  • Crude oil stockpiles in US fell sharply in week ending December 27th.
  • Number of active oil rigs in US dropped to 670 from 677.

Crude oil prices spiked higher on Friday after the US killed a top Iranian general, Qasem Soleimani, in a drone attack at the Baghdad Internation Airport. With investors pricing supply disruptions from the area, the barrel of West Texas Intermediate advanced to its highest level in more than seven months at $64.05.

Eyes on Middle Eastern oil output

Commenting on the potential impact of heightened tensions in the Middle East on the oil market, “any significant disruption in the Middle East could tighten the global balance sheet fairly quickly, and it wouldn’t take too much to eat into the 900Mbbls/d surplus that we currently forecast over the first half of 2020,” said ING analysts. “However, saying that, if the Iranians attempted to block oil shipments through the Strait of Hormuz, the Saudis could increase oil flows through their East-West pipeline, and ship from the Red Sea instead.” 

In the second half of the day, the WTI staged a correction as the lack of fresh developments surrounding the conflict in the Middle East allowed investors to book their profits. 

On the other hand, the weekly data published by the Energy Information Administration (EIA) on Friday revealed that crude oil stocks in the US fell by 11.4 million barrels during the week ending December 27th and helped WTI limit its losses.
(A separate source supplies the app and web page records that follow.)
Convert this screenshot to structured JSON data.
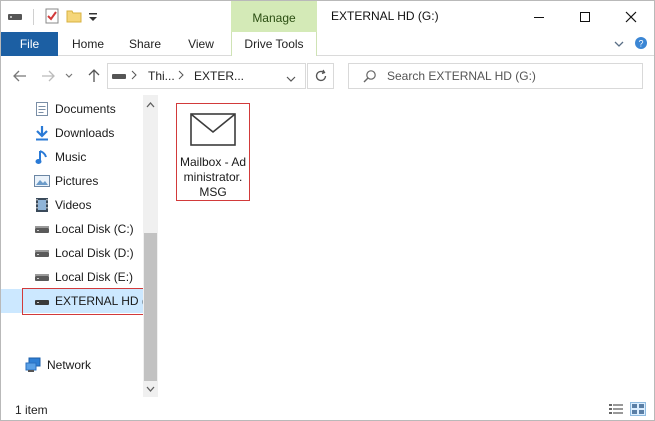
{
  "window": {
    "title": "EXTERNAL HD (G:)",
    "contextual_tab": "Manage"
  },
  "ribbon": {
    "file": "File",
    "tabs": [
      "Home",
      "Share",
      "View",
      "Drive Tools"
    ]
  },
  "address": {
    "crumbs": [
      "Thi...",
      "EXTER..."
    ]
  },
  "search": {
    "placeholder": "Search EXTERNAL HD (G:)"
  },
  "navigation": {
    "items": [
      {
        "label": "Documents",
        "icon": "documents-icon"
      },
      {
        "label": "Downloads",
        "icon": "downloads-icon"
      },
      {
        "label": "Music",
        "icon": "music-icon"
      },
      {
        "label": "Pictures",
        "icon": "pictures-icon"
      },
      {
        "label": "Videos",
        "icon": "videos-icon"
      },
      {
        "label": "Local Disk (C:)",
        "icon": "drive-icon"
      },
      {
        "label": "Local Disk (D:)",
        "icon": "drive-icon"
      },
      {
        "label": "Local Disk (E:)",
        "icon": "drive-icon"
      },
      {
        "label": "EXTERNAL HD (G:)",
        "icon": "drive-icon",
        "selected": true
      },
      {
        "label": "Network",
        "icon": "network-icon"
      }
    ]
  },
  "content": {
    "files": [
      {
        "name": "Mailbox - Administrator.MSG",
        "icon": "envelope-icon"
      }
    ]
  },
  "status": {
    "item_count": "1 item"
  },
  "colors": {
    "file_tab": "#1c5fa3",
    "manage_tab": "#d4eab7",
    "selection": "#cce8ff",
    "highlight_border": "#d23a3a"
  }
}
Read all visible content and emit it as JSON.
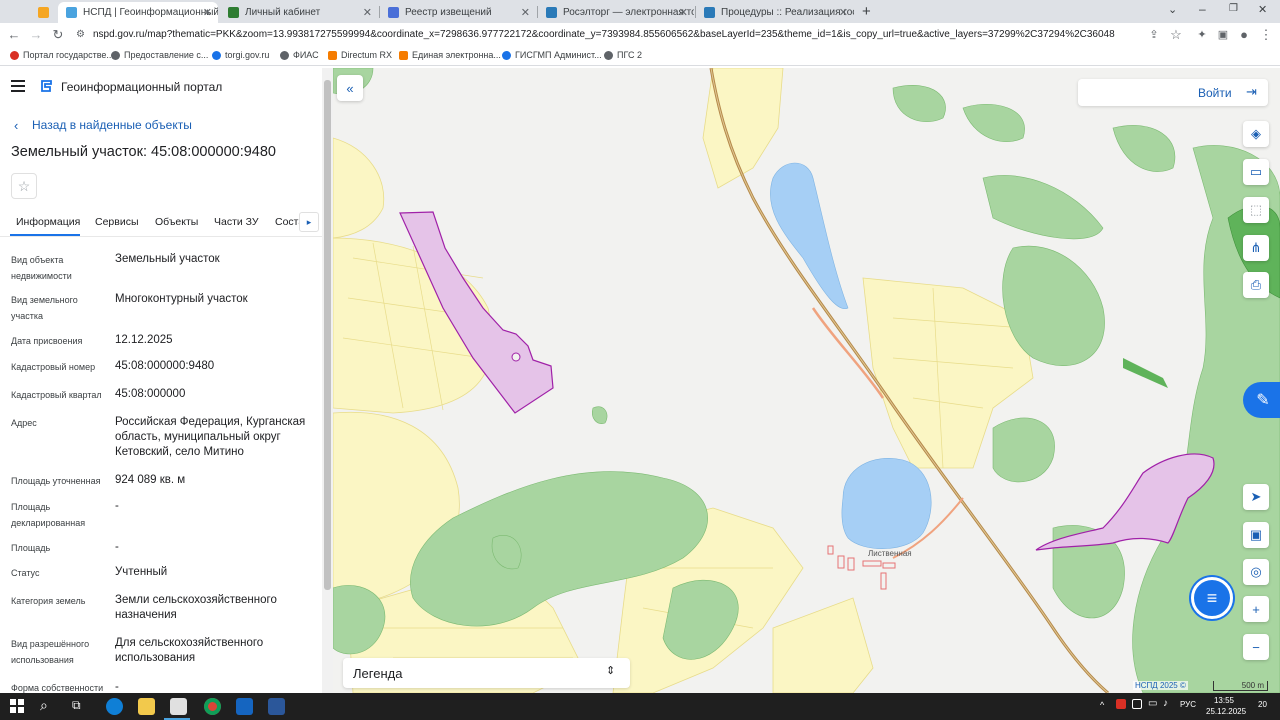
{
  "browser": {
    "tabs": [
      {
        "title": "",
        "color": "#f5a623"
      },
      {
        "title": "НСПД | Геоинформационный п",
        "color": "#4aa3df"
      },
      {
        "title": "Личный кабинет",
        "color": "#2e7d32"
      },
      {
        "title": "Реестр извещений",
        "color": "#4a6fd8"
      },
      {
        "title": "Росэлторг — электронная торг",
        "color": "#2a7ab8"
      },
      {
        "title": "Процедуры :: Реализация госим",
        "color": "#2a7ab8"
      }
    ],
    "url": "nspd.gov.ru/map?thematic=PKK&zoom=13.993817275599994&coordinate_x=7298636.977722172&coordinate_y=7393984.855606562&baseLayerId=235&theme_id=1&is_copy_url=true&active_layers=37299%2C37294%2C36048",
    "bookmarks": [
      {
        "label": "Портал государстве...",
        "color": "#d93025"
      },
      {
        "label": "Предоставление с...",
        "color": "#5f6368"
      },
      {
        "label": "torgi.gov.ru",
        "color": "#1a73e8"
      },
      {
        "label": "ФИАС",
        "color": "#5f6368"
      },
      {
        "label": "Directum RX",
        "color": "#f57c00"
      },
      {
        "label": "Единая электронна...",
        "color": "#f57c00"
      },
      {
        "label": "ГИСГМП Админист...",
        "color": "#1a73e8"
      },
      {
        "label": "ПГС 2",
        "color": "#5f6368"
      }
    ]
  },
  "app": {
    "title": "Геоинформационный портал",
    "back_link": "Назад в найденные объекты",
    "object_title": "Земельный участок: 45:08:000000:9480",
    "tabs": [
      "Информация",
      "Сервисы",
      "Объекты",
      "Части ЗУ",
      "Соста"
    ],
    "fields": [
      {
        "label": "Вид объекта недвижимости",
        "value": "Земельный участок"
      },
      {
        "label": "Вид земельного участка",
        "value": "Многоконтурный участок"
      },
      {
        "label": "Дата присвоения",
        "value": "12.12.2025"
      },
      {
        "label": "Кадастровый номер",
        "value": "45:08:000000:9480"
      },
      {
        "label": "Кадастровый квартал",
        "value": "45:08:000000"
      },
      {
        "label": "Адрес",
        "value": "Российская Федерация, Курганская область, муниципальный округ Кетовский, село Митино"
      },
      {
        "label": "Площадь уточненная",
        "value": "924 089 кв. м"
      },
      {
        "label": "Площадь декларированная",
        "value": "-"
      },
      {
        "label": "Площадь",
        "value": "-"
      },
      {
        "label": "Статус",
        "value": "Учтенный"
      },
      {
        "label": "Категория земель",
        "value": "Земли сельскохозяйственного назначения"
      },
      {
        "label": "Вид разрешённого использования",
        "value": "Для сельскохозяйственного использования"
      },
      {
        "label": "Форма собственности",
        "value": "-"
      }
    ]
  },
  "map": {
    "login_label": "Войти",
    "legend_label": "Легенда",
    "place_label": "Лиственная",
    "copyright": "НСПД 2025 ©",
    "scale": "500 m",
    "colors": {
      "forest": "#a8d5a0",
      "field": "#fbf6c4",
      "water": "#a6cff5",
      "parcel": "#e5c3e8",
      "parcel_border": "#a021a8",
      "rail": "#b5894a",
      "road": "#f0a37f"
    }
  },
  "taskbar": {
    "lang": "РУС",
    "time": "13:55",
    "date": "25.12.2025",
    "notifications": "20"
  }
}
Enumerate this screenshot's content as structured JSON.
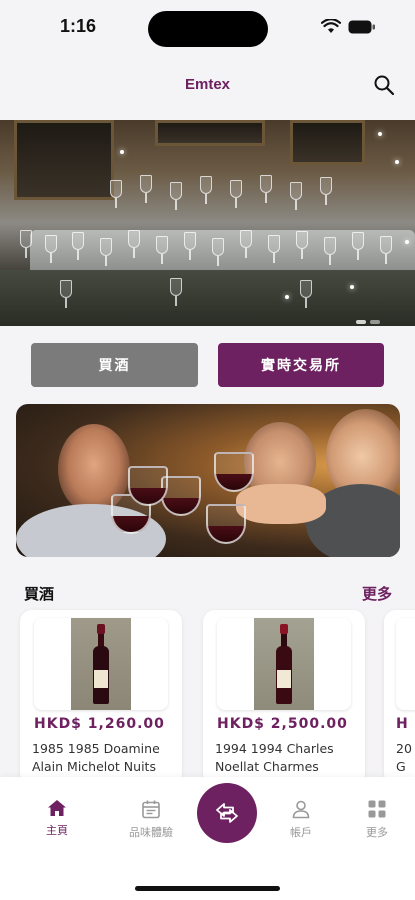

Additionally, Baker Hughes reported that the number of active oil rigs in the US dropped to 670 from 677 a week ago.

As of writing, the barrel of WTI was trading at $62.65, adding 2.45% on a daily basis.